By: Amanda Guarragi
There have been many, many, comic book movies in the past decade. Some follow the same formula, some stick close to the source material, and some reinvent the genre. The reason why Venom is unique is because the movie tries to bend what we already know. Maybe we have been conditioned to enjoy one type of formula but it’s always refreshing to dive into something different. Venom: Let There Be Carnage feels like you’re flipping through the pages of a comic book with it’s quick editing and flashy style. It’s emotional, entertaining and that post credit scene will leave you with so many questions.
In this second instalment we have Eddie Brock (Tom Hardy) trying to reignite his career by interviewing serial killer Cletus Kasady (Woody Harrelson). Who eventually becomes the host of the symbiote Carnage and escapes prison after a failed execution. As all this is going on between them, Venom and Eddie’s bromance seems to crumble. They’re constantly bickering with each other because neither of them are allowing themselves to compromise. They are no longer two separate entities, they are stuck for life and that is the bromantic journey Andy Serkis takes us on.
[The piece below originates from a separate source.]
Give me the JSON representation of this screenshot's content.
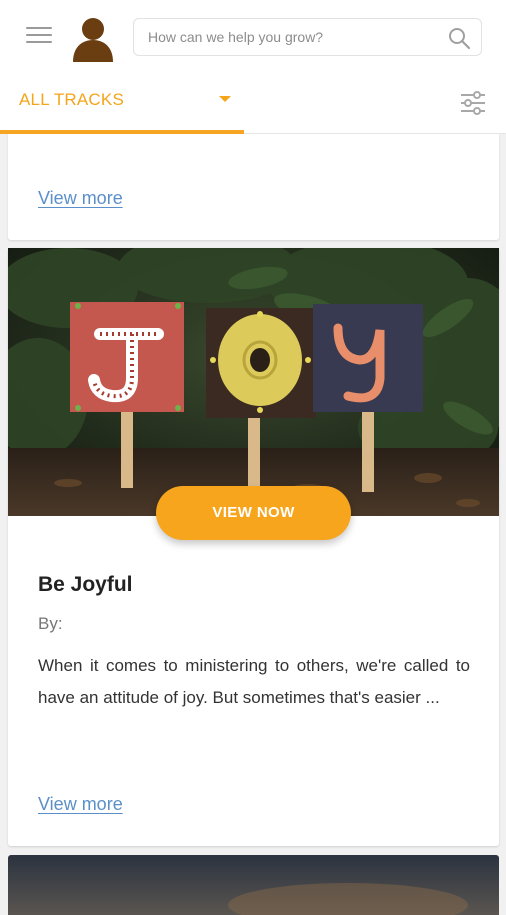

We have Eddie and Venom’s bromance to deal with. We also have Cletus Kasady’s lost love to explore as well. Venom: Let There Be Carnage is a flashy comic book movie on the surface. But it deals with two emotional stories about toxic relationships and emotional connections. It has to be said that Tom Hardy is beyond committed to this role and he loves the character so much. Eddie Brock and Venom are being handled in the best way. The filmmakers understand how campy, overemotional, rude, and snappy the character has to be.
Director Andy Serkis was the perfect choice to direct this sequel. He had a different take on Venom and understood what Tom Hardy wanted, since he co-wrote the script. Once you get a director who understands the material it just makes the movie even more fun. Serkis brought so many elements together and really enhanced the visuals. The CGI was so much better and the symbiotes felt like they were fully formed. We didn’t have two blobs fighting each other, we had two different bodies battling.
After 15 years of waiting for Carnage to be on screen, this was a decent way to bring him in. I do feel like Harrelson’s scenes were a bit rushed and cut short, but it worked for what it was. Unfortunately, Shriek (Naomie Harris) was severely underused and used as a plot device. Wish we could have had her worked into the story a bit more. Is Venom: Let There Be Carnage anywhere near perfect? No. But guess what? It nails the comedic beats between Eddie and Venom. It is fast-paced and entertaining. It doesn’t waste any time to bring you back into the action, and that’s why this was a fun moviegoing experience.